- WORK INSTRUCTION: A single number is the whole answer: the count of lines in the records where "this" occurs.

(Component data from apps and pages)
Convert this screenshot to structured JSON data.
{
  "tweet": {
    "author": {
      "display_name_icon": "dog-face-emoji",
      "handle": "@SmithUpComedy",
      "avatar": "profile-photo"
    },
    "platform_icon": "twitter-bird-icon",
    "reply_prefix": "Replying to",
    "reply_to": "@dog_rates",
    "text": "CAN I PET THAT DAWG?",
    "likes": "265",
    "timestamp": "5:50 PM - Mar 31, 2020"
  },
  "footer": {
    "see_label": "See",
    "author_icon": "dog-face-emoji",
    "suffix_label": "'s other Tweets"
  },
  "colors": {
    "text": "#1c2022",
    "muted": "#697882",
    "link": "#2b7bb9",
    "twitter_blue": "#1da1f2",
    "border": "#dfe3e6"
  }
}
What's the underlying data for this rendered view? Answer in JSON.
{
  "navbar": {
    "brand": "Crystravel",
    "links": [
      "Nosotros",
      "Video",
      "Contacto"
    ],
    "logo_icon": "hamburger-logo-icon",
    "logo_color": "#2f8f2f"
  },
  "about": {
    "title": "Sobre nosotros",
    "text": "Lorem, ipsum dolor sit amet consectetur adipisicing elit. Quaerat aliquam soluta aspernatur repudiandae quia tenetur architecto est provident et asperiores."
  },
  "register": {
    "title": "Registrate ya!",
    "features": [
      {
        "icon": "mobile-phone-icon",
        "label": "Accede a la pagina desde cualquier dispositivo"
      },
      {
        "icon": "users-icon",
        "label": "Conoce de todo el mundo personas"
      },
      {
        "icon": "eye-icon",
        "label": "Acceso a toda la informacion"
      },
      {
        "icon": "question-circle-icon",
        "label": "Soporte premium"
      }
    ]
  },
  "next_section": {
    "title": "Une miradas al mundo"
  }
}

- RESULT: 2